20 million people are being displaced every year by climate change. According to the The International Federation of Red Cross and Red Crescent Societies about 10.3 million people have been displaced by climate change-induced events in the last six months. We also know that education is one of the biggest solutions we have in the fight to repair and regenerate our climate and our broader environment. In fact Project Drawdown, a world leading resource for climate solutions lists education, and specifically women and girls education, as a critical top 5 solution across both climate change scenarios they consider.
Why? Because when levels of education rise, access to reproductive healthcare improves, as does economic activity and participation in the broader knowledge economy. As this happens, fertility typically falls. This inevitably leads to lower and arguably more sustainable levels of population growth over time.
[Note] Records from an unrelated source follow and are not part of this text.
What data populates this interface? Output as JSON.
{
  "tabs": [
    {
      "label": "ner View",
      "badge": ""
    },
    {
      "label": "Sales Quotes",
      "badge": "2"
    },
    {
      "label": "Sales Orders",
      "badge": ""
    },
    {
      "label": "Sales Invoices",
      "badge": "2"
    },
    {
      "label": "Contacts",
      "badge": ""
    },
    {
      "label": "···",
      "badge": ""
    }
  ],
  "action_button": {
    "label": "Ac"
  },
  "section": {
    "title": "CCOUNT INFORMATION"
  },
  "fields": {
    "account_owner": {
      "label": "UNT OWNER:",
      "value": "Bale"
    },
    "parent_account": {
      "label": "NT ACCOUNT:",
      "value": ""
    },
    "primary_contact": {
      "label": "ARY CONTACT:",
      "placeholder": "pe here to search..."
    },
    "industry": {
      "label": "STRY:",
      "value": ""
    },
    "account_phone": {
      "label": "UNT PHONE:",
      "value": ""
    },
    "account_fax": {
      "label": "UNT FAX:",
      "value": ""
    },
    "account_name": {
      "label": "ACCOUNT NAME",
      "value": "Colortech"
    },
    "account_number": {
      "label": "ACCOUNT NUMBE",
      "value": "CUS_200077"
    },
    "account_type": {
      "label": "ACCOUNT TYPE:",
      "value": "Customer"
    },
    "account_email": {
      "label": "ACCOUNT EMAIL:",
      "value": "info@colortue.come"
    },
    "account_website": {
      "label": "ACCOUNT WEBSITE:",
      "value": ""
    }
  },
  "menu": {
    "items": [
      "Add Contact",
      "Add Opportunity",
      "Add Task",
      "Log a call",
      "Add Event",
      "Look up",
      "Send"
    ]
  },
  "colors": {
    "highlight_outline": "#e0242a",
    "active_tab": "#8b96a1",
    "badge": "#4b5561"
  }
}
Population growth is linked to the two primary drivers of carbon emissions; consumption and production. If we look at where the majority of emissions come from though, between 1990 and 2015, the richest 10% of the world’s population (c.630 million people) were responsible for 52% of the cumulative carbon emissions – depleting the global carbon budget by nearly a third (31%).
Given that, it’s important that there’s an understanding that population control (so often a discriminatory narrative aimed at emerging economies) is not the silver bullet some would like to believe. Tackling consumption and production issues are, as is ensuring equality and
At Tribe, we help our clients invest their capital not only for financial return but also aligned to their values and the change they want to see in the world.
We do this via a process called
UN Sustainable Development Goals (UN SDGs)
This doesn’t mean our other clients don’t think education and climate action are critical components of the system of change that is required. Far from it. Many choose to express their support for both through systems thinking – the process through which we look at wholes, not just separate parts, and then chart multiple pathways for change. We encourage this with our clients and also use this in our core investment thesis. If we look at three of the next five most popular Goals for our clients, 50.5% choose SDG 2 (Zero Hunger), 47.7 % choose SDG 1 (No Poverty) and 43.2% choose SDG 7 (Clean and Affordable Energy) in their lead group of Goals. Agriculture,